Mazisi Kunene is a major figure in African poetry. He is the author of many books, the best known of which are his epic poems, Anthem of the Decades and Emperor Shaka the Great (both Heineman), which were written in Zulu and translated into English by the poet.
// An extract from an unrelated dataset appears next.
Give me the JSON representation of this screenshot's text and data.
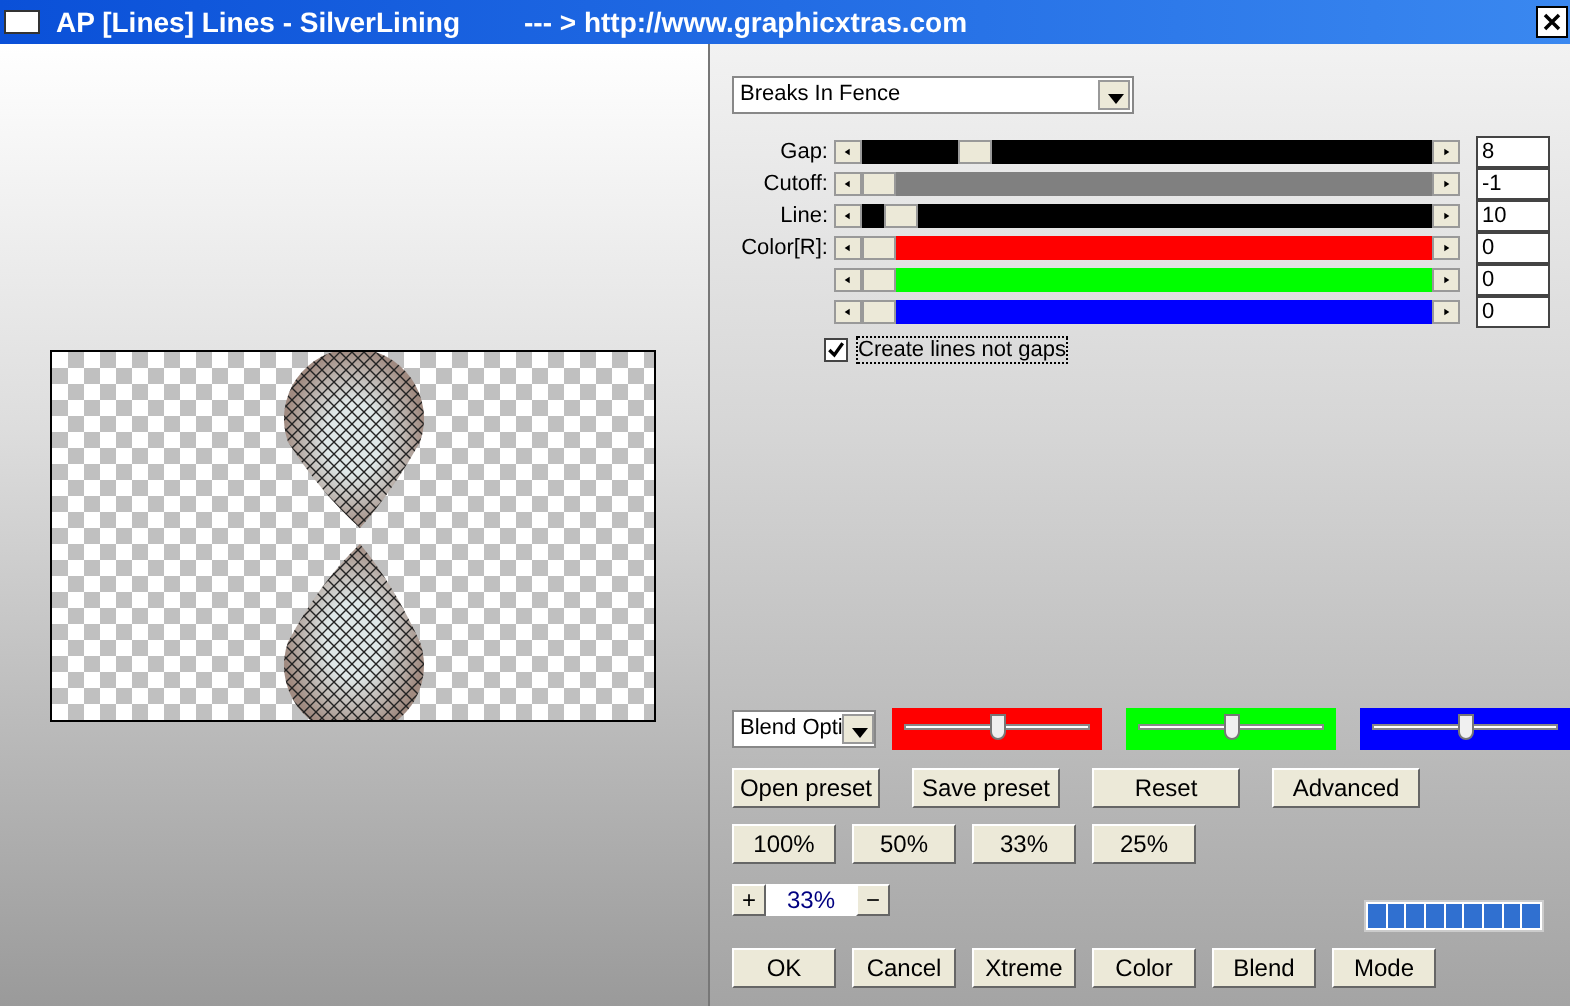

He lives in Durban.
Over the vast summer hills
I shall commission the maternal sun
To fetch you with her long tilted rays,
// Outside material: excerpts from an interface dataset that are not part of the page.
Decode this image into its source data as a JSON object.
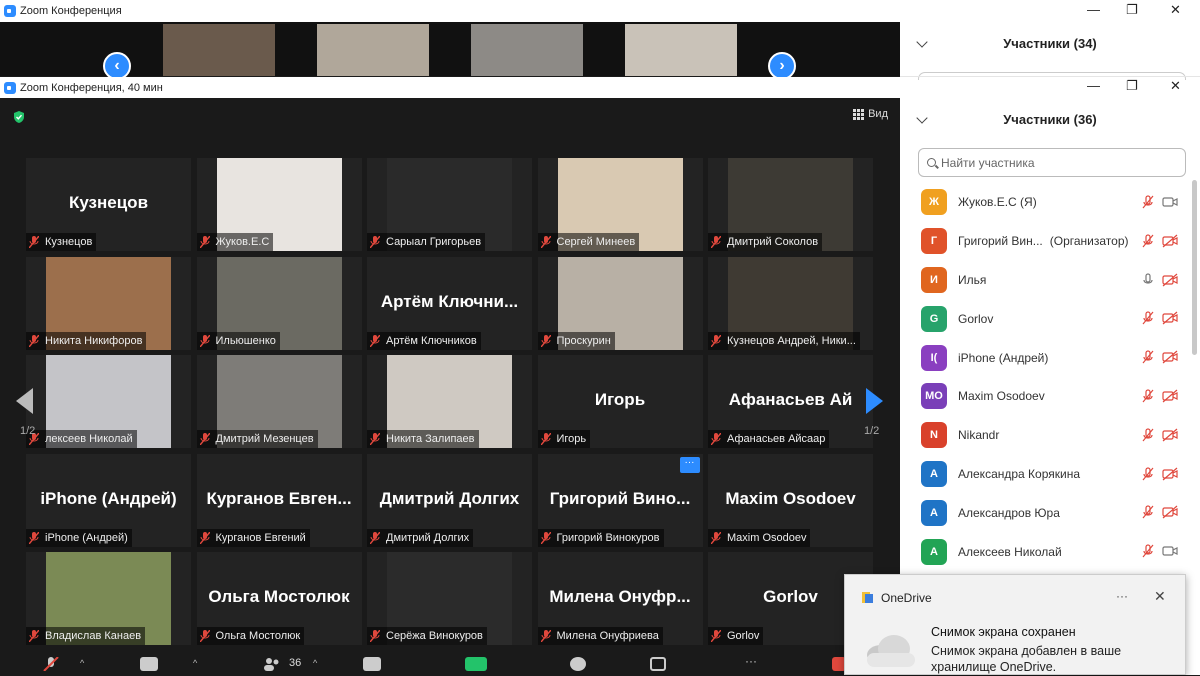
{
  "back_window": {
    "title": "Zoom Конференция",
    "prev_label": "‹",
    "next_label": "›",
    "participants_title": "Участники (34)",
    "min": "—",
    "restore": "❐",
    "close": "✕"
  },
  "front_window": {
    "title": "Zoom Конференция, 40 мин",
    "view_label": "Вид",
    "page_left": "1/2",
    "page_right": "1/2",
    "participants_title": "Участники (36)",
    "min": "—",
    "restore": "❐",
    "close": "✕",
    "search_placeholder": "Найти участника",
    "participants_count": "36"
  },
  "tiles": [
    {
      "name": "Кузнецов",
      "big": "Кузнецов",
      "video": false
    },
    {
      "name": "Жуков.Е.С",
      "big": "",
      "video": true,
      "bg": "#e8e4e0"
    },
    {
      "name": "Сарыал Григорьев",
      "big": "",
      "video": true,
      "bg": "#2a2a2a"
    },
    {
      "name": "Сергей Минеев",
      "big": "",
      "video": true,
      "bg": "#d9c9b2"
    },
    {
      "name": "Дмитрий Соколов",
      "big": "",
      "video": true,
      "bg": "#3d3a34"
    },
    {
      "name": "Никита Никифоров",
      "big": "",
      "video": true,
      "bg": "#9c6f4c"
    },
    {
      "name": "Ильюшенко",
      "big": "",
      "video": true,
      "bg": "#6b6a62"
    },
    {
      "name": "Артём Ключников",
      "big": "Артём Ключни...",
      "video": false
    },
    {
      "name": "Проскурин",
      "big": "",
      "video": true,
      "bg": "#b8b0a5"
    },
    {
      "name": "Кузнецов Андрей, Ники...",
      "big": "",
      "video": true,
      "bg": "#3f3a33"
    },
    {
      "name": "лексеев Николай",
      "big": "",
      "video": true,
      "bg": "#c4c4c8"
    },
    {
      "name": "Дмитрий Мезенцев",
      "big": "",
      "video": true,
      "bg": "#7e7c78"
    },
    {
      "name": "Никита Залипаев",
      "big": "",
      "video": true,
      "bg": "#cfc9c2"
    },
    {
      "name": "Игорь",
      "big": "Игорь",
      "video": false
    },
    {
      "name": "Афанасьев Айсаар",
      "big": "Афанасьев Ай",
      "video": false
    },
    {
      "name": "iPhone (Андрей)",
      "big": "iPhone (Андрей)",
      "video": false
    },
    {
      "name": "Курганов Евгений",
      "big": "Курганов Евген...",
      "video": false
    },
    {
      "name": "Дмитрий Долгих",
      "big": "Дмитрий Долгих",
      "video": false
    },
    {
      "name": "Григорий Винокуров",
      "big": "Григорий Вино...",
      "video": false,
      "options": "···"
    },
    {
      "name": "Maxim Osodoev",
      "big": "Maxim Osodoev",
      "video": false
    },
    {
      "name": "Владислав Канаев",
      "big": "",
      "video": true,
      "bg": "#7b8a55"
    },
    {
      "name": "Ольга Мостолюк",
      "big": "Ольга Мостолюк",
      "video": false
    },
    {
      "name": "Серёжа Винокуров",
      "big": "",
      "video": true,
      "bg": "#2b2b2b"
    },
    {
      "name": "Милена Онуфриева",
      "big": "Милена Онуфр...",
      "video": false
    },
    {
      "name": "Gorlov",
      "big": "Gorlov",
      "video": false
    }
  ],
  "participants": [
    {
      "initials": "Ж",
      "color": "#f0a020",
      "name": "Жуков.Е.С (Я)",
      "note": "",
      "mic": "off",
      "cam": "on"
    },
    {
      "initials": "Г",
      "color": "#e0522a",
      "name": "Григорий Вин...",
      "note": "(Организатор)",
      "mic": "off",
      "cam": "off"
    },
    {
      "initials": "И",
      "color": "#e0661f",
      "name": "Илья",
      "note": "",
      "mic": "on",
      "cam": "off"
    },
    {
      "initials": "G",
      "color": "#27a36b",
      "name": "Gorlov",
      "note": "",
      "mic": "off",
      "cam": "off"
    },
    {
      "initials": "I(",
      "color": "#8a3fc0",
      "name": "iPhone (Андрей)",
      "note": "",
      "mic": "off",
      "cam": "off"
    },
    {
      "initials": "MO",
      "color": "#7a3fb8",
      "name": "Maxim Osodoev",
      "note": "",
      "mic": "off",
      "cam": "off"
    },
    {
      "initials": "N",
      "color": "#d9412b",
      "name": "Nikandr",
      "note": "",
      "mic": "off",
      "cam": "off"
    },
    {
      "initials": "A",
      "color": "#1f74c6",
      "name": "Александра Корякина",
      "note": "",
      "mic": "off",
      "cam": "off"
    },
    {
      "initials": "A",
      "color": "#1f74c6",
      "name": "Александров Юра",
      "note": "",
      "mic": "off",
      "cam": "off"
    },
    {
      "initials": "A",
      "color": "#22a455",
      "name": "Алексеев Николай",
      "note": "",
      "mic": "off",
      "cam": "on"
    }
  ],
  "toast": {
    "app": "OneDrive",
    "more": "···",
    "close": "✕",
    "heading": "Снимок экрана сохранен",
    "body": "Снимок экрана добавлен в ваше хранилище OneDrive."
  },
  "colors": {
    "accent": "#2d8cff",
    "mute": "#e0483d"
  }
}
The slow heave of the valleys
Will once again roll the hymns of accompaniment
Scattering the glitter of the Milky Way over the bare fields.
You will meet me
Underneath the shadow of the timeless earth
Where I lie weaving the seasons.
You will indulge in the sway dances of your kin
To the time of symphonic flutes
Ravishing the identity of waterlilies.
I have opened the mountain gates
So that the imposing rim
Of the Ruwenzori shall steal your image.
Even the bubbling lips of continents
(To the shy palms of Libya)
Shall awake the long forgotten age.
The quivering waters of the Zambezi river
Will bear on a silvery blanket your name
Leading it to the echoing of the sea.
Let me not love you alone
Lest the essence of you being
Lies heavy on my tongue
When you country so many to praise
The Political Prisoner
I desired to talk
And talk with words as numerous as sands,
The other side of the wire,
The other side of the fortress of stone.
I found a widow traveling
Passing the prisoners with firewood.
It is this woman who forbade me to sleep
Who filled me with dreams.
The dream is always the same.
It turns on an anchor
Until it finds a place to rest:
It builds its cobwebs from the hours.
One day someone arrives and opens the gate.
The sun explodes its fire
Spreading its flames over the earth.
Touching the spring of mankind.
Behind us there are mountains
Where the widow is abandoned.
Until she remains there unable to give birth
Priding herself only in the shadows of yesterdays.
First Day After the War
We heard the songs of a wedding party.
We saw a soft light
Coiling round the young blades of grass
At first we hesitated, then we saw her footprints,
Her face emerged, then her eyes of freedom!
She woke us up with a smile saying,
'What day is this that comes so suddenly?'
We said, 'It is the first day after the war.'
Then without waiting we ran to the open space
Ululating to the mountains and the pathways
Calling people from all the circles of the earth.
We shook up the old man demanding a festival.
We asked for all the first fruits of the season
We held hands with a stranger
We shouted across the waterfalls
People came from all lands
It was the first day of peace.
We saw our Ancestors traveling tall on the horizon.
(Translated from Zulu by the poet)